Web page and app entries
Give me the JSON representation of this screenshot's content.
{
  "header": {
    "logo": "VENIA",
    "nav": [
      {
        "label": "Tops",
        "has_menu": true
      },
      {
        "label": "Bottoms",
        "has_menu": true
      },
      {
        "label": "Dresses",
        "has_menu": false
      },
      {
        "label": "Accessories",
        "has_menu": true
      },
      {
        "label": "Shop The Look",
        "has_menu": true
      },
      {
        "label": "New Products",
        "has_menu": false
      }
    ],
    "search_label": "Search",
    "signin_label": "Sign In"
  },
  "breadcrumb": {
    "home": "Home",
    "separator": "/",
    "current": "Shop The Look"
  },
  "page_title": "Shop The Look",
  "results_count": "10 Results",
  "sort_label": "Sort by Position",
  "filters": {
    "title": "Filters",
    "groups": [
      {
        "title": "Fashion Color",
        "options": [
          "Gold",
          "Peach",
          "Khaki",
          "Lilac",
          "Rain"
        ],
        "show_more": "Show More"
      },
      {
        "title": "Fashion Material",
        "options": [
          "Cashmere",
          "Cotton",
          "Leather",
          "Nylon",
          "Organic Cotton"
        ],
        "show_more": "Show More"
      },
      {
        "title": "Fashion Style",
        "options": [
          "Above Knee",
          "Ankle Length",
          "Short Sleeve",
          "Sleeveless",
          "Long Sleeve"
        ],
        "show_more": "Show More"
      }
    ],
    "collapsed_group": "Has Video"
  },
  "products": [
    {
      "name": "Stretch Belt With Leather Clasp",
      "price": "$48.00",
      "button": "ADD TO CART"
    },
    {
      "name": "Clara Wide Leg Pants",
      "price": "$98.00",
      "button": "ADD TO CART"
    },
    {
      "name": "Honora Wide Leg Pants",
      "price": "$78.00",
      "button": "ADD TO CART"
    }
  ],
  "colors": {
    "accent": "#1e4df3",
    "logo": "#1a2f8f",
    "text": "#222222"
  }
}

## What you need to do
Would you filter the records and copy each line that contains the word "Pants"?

## Your response
      "name": "Clara Wide Leg Pants",
      "name": "Honora Wide Leg Pants",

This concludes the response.